- _What is expected_
Your response should be every line from the entries that includes the string "title".

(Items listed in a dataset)
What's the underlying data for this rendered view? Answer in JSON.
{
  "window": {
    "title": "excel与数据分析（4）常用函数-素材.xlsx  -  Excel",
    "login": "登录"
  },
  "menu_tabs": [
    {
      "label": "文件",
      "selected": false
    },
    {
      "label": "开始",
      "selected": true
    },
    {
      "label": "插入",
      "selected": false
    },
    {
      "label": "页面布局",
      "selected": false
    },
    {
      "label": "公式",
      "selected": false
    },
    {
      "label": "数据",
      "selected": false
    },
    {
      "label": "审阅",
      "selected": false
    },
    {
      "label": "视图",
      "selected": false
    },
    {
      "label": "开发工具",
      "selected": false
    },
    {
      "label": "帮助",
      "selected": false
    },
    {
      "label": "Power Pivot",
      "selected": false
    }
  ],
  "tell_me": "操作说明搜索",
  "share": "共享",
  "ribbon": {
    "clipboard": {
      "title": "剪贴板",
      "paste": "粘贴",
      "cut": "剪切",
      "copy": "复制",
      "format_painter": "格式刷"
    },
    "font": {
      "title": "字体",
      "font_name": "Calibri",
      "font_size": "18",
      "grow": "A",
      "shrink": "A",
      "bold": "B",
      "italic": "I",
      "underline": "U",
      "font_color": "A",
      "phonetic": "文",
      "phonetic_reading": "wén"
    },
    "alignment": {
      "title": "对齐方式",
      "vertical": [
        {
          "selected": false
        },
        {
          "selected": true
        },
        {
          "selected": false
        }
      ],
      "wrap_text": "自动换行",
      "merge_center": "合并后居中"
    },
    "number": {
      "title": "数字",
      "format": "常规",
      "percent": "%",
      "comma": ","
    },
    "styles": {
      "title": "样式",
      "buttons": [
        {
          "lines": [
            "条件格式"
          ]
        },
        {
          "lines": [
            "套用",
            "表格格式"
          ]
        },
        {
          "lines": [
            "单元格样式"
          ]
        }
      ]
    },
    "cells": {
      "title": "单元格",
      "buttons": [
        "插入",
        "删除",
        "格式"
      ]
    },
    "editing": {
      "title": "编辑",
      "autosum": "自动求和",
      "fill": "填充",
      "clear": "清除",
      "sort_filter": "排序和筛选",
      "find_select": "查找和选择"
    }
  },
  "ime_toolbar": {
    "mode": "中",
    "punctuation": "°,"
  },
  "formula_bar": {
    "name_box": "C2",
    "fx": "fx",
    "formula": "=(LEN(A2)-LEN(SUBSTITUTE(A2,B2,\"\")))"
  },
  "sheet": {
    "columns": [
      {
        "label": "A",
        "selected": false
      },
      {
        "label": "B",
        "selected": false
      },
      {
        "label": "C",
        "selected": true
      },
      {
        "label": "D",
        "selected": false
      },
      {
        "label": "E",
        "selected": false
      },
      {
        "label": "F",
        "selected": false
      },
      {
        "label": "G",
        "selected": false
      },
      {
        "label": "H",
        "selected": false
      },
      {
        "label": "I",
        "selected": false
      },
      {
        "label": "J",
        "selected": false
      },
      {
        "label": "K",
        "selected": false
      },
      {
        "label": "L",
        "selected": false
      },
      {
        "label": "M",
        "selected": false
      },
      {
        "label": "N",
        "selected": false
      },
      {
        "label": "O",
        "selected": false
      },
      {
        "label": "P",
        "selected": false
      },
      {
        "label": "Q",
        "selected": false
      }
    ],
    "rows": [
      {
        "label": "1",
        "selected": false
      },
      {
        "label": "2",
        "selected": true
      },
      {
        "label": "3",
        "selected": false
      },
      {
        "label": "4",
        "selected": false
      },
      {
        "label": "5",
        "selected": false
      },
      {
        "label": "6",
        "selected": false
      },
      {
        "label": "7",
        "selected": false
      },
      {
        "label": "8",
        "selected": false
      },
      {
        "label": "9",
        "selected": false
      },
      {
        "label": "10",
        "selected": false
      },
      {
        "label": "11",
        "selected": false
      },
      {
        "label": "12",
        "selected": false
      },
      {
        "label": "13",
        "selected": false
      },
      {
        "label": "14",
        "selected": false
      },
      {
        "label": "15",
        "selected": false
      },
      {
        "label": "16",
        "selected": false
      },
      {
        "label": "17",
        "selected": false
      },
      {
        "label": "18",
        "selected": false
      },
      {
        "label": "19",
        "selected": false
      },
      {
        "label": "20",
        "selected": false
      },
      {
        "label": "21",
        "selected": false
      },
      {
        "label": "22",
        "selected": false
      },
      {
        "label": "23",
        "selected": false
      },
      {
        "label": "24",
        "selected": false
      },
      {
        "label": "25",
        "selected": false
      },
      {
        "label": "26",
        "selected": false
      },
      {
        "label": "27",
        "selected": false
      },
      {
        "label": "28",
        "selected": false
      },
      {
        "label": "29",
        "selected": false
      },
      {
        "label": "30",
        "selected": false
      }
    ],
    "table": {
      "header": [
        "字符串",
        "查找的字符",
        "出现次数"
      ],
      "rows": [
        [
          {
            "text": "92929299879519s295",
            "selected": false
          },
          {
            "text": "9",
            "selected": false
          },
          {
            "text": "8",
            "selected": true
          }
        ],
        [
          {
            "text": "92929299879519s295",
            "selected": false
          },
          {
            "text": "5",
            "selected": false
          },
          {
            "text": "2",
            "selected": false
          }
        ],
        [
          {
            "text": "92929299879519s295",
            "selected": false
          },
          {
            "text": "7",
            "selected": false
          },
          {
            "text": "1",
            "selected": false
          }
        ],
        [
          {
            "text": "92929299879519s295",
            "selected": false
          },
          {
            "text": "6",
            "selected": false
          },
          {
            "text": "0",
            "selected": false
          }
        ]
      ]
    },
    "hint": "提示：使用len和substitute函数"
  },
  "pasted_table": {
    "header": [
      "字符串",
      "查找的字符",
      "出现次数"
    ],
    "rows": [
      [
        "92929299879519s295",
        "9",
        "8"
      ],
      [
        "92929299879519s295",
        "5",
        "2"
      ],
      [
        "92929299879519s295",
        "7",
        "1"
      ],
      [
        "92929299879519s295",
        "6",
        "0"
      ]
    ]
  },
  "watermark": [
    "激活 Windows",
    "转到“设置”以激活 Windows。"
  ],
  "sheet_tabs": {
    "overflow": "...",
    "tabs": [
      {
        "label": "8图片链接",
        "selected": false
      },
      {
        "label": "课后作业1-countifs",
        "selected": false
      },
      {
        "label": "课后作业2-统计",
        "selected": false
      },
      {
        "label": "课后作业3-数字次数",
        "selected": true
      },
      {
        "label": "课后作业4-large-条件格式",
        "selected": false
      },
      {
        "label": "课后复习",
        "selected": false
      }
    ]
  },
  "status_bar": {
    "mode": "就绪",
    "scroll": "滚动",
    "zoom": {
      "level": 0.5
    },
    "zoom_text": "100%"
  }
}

- _Exercise output_
    "title": "excel与数据分析（4）常用函数-素材.xlsx  -  Excel",
      "title": "剪贴板",
      "title": "字体",
      "title": "对齐方式",
      "title": "数字",
      "title": "样式",
      "title": "单元格",
      "title": "编辑",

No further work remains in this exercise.